organization
publishing date
type
Contribution to journal
publication status
published
subject
in
Cognition
volume
130
issue
2
pages
266 - 270
publisher
Elsevier
external identifiers
  • pmid:24355816
  • wos:000331420600011
  • scopus:84890647722
ISSN
0010-0277
DOI
10.1016/j.cognition.2013.11.004
language
English
LU publication?
yes
id
53a10ef5-dff7-4d6d-b906-a804e2cb74f7 (old id 4145718)
date added to LUP
2013-11-07 16:38:33
date last changed
2017-09-10 04:49:40
@article{53a10ef5-dff7-4d6d-b906-a804e2cb74f7,
  abstract     = {From Plato to Pinker there has been the common belief that the experience of a smell is impossible to put into words. Decades of studies have confirmed this observation. But the studies to date have focused on participants from urbanized Western societies. Cross-cultural research suggests that there may be other cultures where odors play a larger role. The Jahai of the Malay Peninsula are one such group. We tested whether Jahai speakers could name smells as easily as colors in comparison to a matched English group. Using a free naming task we show on three different measures that Jahai speakers find it as easy to name odors as colors, whereas English speakers struggle with odor naming. Our findings show that the long-held assumption that people are bad at naming smells is not universally true.
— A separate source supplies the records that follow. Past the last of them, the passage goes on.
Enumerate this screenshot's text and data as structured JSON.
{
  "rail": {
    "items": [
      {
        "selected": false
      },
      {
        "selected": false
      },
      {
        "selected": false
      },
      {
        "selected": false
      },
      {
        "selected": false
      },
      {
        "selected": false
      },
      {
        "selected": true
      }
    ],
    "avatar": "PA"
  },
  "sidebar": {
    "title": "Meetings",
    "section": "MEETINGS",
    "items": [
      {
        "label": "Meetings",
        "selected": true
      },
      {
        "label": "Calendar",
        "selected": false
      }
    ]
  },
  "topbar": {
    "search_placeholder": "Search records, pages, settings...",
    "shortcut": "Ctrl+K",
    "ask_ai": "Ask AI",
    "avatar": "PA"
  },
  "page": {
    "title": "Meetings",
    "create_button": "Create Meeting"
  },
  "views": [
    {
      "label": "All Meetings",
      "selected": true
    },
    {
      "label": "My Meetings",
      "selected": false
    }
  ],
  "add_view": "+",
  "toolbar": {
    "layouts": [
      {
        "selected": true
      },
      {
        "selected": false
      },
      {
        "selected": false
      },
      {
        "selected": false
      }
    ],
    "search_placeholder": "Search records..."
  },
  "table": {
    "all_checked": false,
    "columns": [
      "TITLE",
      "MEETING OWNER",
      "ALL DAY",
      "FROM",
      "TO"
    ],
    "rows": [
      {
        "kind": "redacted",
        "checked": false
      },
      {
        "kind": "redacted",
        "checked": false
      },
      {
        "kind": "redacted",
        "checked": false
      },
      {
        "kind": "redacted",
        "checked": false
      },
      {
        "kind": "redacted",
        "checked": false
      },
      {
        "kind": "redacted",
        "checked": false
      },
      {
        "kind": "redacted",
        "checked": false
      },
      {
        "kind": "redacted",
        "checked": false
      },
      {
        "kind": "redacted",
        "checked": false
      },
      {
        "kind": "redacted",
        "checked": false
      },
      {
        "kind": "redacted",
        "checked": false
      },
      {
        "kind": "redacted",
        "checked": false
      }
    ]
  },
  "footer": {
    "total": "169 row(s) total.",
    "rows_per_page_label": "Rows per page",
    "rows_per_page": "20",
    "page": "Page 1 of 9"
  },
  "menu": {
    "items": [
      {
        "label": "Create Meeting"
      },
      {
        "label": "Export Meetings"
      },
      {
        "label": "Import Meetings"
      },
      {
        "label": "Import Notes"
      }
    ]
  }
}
Odors are expressible in language, as long as you speak the right language.},
  author       = {Majid, Asifa and Burenhult, Niclas},
  issn         = {0010-0277},
  language     = {eng},
  number       = {2},
  pages        = {266--270},
  publisher    = {Elsevier},
  series       = {Cognition},
  title        = {Odors are expressible in language, as long as you speak the right language},
  url          = {http://dx.doi.org/10.1016/j.cognition.2013.11.004},
  volume       = {130},
  year         = {2014},
}